WOMEN’S HISTORY MONTH: AMBER ROBLES-GORDON

WOMEN’S HISTORY MONTH: AMBER ROBLES-GORDON

MARCH 31, 2015 | 3:00PM

March is Women’s History Month. Throughout the month we be profiled D.C. based women you should know. Amy Morse, the founder of Ideas Club, headed the project. Today she profiles Amber Robles-Gordon.

Amber is a D.C.-based changemaker who turns big ideas into visual art. Her work, which ranges from 50-foot banners draped on D.C. buildings, to installation art and mixed media assemblages, addresses global consumerism, gender imbalance and other major social cultural themes. Through the symbolic use of materials and their interactions, she exploratory meditations on her work read like spiritual healing practice. Her vantage point is unique, academically grounded (MFA in painting from Howard University), and incredibly beautiful. For those who enjoy interacting with creative nonfiction cultural critiques, she is a gem in D.C. of social commentary, drawing from an intuitive connection to herself and her spiritual practice.

Her work is representational of her experiences and the paradoxes found in the female experience. She focuses on fusing found objects to convey memories, inspired by nature, womanhood, and her belief in recycling energy and materials. Amber’s intention is to create artwork that visually parallels the social and gender inequalities that are manifested in the world due to the imbalance of feminine and masculine energies. The foundation of most of her artwork is composed of fences, grids, ropes or representations of a matrix. These symbolically masculine items, when composed of metal, are traditionally used to provide structure, delineate boundaries and to control or dominate. She chooses materials that seem to exemplify femininity as well as question perception of self, other women, and our consumer behaviors and materialistic values. She juxtaposes and weaves colorful objects and materials, symbolic of the feminine energy, through the masculine forms in attempt to balance the implied social boundaries the original structure represents. Through her artwork she explores her love and connection to color, to nature and to her experiences of being a woman in a patriarchal society. Through the act of creating with color, she is connected to a natural source of energy and thus to hope, life and vitality.

Recycling is very important aspect of her artwork. She uses found objects and recyclable materials to bring forth a dialogue about societal consumption and global consumerism. She intentionally combines found or used objects and various colored materials for their intrinsic value and energy as well as to encourage recycling within our communities and world.

*Women Who Inspire Her*

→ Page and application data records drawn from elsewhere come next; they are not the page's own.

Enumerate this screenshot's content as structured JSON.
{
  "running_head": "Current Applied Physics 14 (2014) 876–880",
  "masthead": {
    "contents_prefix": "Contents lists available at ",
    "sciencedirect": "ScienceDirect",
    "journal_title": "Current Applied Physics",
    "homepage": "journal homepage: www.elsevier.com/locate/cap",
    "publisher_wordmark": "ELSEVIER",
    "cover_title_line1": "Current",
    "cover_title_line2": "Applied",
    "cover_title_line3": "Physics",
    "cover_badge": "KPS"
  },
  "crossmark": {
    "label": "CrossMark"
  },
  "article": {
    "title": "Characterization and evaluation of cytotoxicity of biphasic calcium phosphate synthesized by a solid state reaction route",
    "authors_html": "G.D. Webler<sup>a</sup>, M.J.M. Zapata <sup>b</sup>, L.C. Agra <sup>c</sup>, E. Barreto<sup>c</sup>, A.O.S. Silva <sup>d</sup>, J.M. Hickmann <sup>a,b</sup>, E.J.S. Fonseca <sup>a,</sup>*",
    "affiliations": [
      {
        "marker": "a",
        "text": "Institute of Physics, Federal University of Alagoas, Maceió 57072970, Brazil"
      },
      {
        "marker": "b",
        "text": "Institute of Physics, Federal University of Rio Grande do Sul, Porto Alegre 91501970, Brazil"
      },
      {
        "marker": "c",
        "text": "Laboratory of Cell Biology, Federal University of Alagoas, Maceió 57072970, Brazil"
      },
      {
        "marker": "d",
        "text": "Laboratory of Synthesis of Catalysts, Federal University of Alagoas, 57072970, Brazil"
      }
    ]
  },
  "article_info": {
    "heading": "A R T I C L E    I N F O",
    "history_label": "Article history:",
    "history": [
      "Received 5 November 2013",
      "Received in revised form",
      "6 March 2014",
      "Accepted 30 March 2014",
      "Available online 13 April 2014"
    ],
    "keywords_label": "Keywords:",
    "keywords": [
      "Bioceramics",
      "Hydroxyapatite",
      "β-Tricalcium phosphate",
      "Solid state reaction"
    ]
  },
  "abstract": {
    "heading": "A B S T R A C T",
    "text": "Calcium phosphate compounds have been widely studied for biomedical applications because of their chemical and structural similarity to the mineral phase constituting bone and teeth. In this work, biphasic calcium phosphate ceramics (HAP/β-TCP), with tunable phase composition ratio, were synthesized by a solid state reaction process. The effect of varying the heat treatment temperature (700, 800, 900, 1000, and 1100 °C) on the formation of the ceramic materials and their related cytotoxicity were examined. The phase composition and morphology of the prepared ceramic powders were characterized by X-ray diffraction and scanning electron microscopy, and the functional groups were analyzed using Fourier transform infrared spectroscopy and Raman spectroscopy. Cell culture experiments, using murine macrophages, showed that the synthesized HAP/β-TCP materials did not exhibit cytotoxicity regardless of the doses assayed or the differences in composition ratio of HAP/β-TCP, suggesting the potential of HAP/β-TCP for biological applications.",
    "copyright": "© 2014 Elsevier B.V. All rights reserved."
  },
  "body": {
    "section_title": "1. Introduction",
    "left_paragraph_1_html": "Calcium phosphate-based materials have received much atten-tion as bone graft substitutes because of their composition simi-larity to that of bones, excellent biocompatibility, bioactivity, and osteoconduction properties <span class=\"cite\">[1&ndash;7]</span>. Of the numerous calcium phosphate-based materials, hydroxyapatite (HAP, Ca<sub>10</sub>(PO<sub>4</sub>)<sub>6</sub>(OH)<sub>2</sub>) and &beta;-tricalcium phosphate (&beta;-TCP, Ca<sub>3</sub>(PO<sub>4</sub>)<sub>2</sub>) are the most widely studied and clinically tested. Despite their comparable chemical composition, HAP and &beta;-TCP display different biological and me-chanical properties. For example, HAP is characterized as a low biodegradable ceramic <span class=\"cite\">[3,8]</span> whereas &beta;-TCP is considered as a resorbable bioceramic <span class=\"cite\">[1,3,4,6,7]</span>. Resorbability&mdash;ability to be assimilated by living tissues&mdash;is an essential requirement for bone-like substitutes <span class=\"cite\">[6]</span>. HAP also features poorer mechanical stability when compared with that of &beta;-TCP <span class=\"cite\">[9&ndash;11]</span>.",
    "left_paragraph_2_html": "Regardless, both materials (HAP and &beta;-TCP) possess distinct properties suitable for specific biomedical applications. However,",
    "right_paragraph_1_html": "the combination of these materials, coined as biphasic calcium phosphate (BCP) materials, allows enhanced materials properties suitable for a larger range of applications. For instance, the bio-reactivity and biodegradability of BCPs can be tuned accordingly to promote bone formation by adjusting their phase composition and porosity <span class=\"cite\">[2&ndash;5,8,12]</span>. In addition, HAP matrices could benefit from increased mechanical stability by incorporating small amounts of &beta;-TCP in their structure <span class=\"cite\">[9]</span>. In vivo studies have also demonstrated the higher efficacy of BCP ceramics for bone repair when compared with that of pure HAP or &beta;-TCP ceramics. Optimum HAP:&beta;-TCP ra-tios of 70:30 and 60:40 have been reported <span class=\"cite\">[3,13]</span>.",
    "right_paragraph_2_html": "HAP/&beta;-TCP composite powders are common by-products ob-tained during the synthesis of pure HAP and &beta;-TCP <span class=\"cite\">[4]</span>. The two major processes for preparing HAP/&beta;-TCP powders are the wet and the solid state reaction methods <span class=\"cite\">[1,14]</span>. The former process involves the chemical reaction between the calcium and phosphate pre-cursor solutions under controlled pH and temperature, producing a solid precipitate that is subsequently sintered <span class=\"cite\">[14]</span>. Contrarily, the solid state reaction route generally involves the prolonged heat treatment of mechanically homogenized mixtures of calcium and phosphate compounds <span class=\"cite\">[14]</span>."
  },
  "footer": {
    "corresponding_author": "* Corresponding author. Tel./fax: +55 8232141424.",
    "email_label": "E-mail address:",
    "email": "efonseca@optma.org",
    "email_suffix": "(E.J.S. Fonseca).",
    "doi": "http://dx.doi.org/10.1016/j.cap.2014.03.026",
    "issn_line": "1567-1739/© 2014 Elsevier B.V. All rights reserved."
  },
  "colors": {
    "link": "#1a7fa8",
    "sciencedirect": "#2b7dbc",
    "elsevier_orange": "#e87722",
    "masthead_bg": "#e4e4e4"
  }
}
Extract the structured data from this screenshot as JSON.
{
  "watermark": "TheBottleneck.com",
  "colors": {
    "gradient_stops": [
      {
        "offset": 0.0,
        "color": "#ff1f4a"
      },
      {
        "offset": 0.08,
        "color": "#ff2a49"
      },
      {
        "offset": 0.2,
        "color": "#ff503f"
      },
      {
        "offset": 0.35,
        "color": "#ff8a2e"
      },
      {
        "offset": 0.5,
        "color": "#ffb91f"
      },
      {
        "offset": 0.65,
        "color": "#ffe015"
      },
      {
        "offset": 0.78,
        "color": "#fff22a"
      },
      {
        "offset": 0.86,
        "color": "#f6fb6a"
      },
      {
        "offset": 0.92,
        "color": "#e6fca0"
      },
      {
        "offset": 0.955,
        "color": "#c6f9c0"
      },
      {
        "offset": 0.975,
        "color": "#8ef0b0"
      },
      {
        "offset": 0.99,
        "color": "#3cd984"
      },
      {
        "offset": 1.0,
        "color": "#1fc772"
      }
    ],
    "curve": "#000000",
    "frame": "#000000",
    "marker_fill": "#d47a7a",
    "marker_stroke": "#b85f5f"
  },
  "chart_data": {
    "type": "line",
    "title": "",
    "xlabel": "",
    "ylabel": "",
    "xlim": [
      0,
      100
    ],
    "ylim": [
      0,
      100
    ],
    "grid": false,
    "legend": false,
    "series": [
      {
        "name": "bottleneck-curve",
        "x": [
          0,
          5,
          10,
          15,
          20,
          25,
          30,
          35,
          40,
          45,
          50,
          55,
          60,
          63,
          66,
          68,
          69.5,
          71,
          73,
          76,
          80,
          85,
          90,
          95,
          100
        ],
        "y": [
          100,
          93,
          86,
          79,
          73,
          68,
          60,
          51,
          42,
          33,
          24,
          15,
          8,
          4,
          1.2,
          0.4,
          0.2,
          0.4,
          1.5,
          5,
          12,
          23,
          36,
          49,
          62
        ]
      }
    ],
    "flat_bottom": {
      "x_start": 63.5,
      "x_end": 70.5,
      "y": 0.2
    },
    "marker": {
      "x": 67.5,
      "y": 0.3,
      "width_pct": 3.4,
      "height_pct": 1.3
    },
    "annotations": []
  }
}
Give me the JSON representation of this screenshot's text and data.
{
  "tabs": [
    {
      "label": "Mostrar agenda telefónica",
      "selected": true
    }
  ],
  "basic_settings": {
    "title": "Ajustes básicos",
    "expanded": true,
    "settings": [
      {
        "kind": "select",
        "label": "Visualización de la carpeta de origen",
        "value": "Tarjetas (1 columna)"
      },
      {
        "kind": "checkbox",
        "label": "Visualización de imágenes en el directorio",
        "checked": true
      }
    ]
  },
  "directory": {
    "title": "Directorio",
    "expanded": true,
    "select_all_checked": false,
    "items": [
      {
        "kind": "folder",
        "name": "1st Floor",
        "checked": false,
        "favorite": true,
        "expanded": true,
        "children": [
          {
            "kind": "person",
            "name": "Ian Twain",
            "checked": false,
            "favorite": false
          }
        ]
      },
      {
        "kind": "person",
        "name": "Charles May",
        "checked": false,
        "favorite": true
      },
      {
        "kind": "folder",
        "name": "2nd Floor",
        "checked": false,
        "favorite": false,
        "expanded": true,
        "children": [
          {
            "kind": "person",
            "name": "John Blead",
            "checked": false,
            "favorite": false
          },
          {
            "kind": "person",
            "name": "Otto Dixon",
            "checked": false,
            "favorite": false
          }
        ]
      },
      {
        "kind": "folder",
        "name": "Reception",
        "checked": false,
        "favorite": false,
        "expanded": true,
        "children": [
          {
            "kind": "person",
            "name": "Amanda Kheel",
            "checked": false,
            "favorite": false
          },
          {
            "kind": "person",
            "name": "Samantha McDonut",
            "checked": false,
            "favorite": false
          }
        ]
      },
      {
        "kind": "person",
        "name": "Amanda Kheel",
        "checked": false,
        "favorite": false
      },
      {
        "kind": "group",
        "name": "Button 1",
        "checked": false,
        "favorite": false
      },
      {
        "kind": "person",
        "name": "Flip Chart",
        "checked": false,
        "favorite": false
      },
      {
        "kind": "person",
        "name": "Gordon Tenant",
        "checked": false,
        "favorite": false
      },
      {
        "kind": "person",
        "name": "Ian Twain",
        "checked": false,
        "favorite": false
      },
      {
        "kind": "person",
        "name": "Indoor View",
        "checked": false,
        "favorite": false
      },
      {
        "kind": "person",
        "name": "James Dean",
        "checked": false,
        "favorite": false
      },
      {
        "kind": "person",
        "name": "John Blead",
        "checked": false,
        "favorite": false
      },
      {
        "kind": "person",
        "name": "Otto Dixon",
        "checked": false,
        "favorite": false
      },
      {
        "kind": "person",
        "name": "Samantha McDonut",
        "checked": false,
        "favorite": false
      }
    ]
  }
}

There is no one woman she admires. She is inspired by the collective energy of women—the feminine—that has allowed women, and specifically women of color, to move metaphysical mountains within their own lives, their communities and throughout the world. She is also encouraged by the women who see themselves and other people of color as more than the imposed boundaries of society. Examples of women who had this perspective were: Harriet Tubman (who kicked serious ass in every way until she was 93), Ida B. Wells (Civil Rights activist and journalist), Alma Thomas (DC-based expressionist painter), Bell Hooks (Harlem Renaissance painter), Bell Hooks (feminist writer) and Octavia Butler (sci-fi writer and MacArthur Foundation Genius Grant recipient).

*Learn More*

Amber’s awesome website <http://www.amberroblesgordon.com/> Visit images of her at the Anacostia Arts Center <http://anacostiaartscenter.com/about/> (it is soooo cool – in case you haven’t been yet)

Black Artists of DC <http://badconline.info/> (BADC)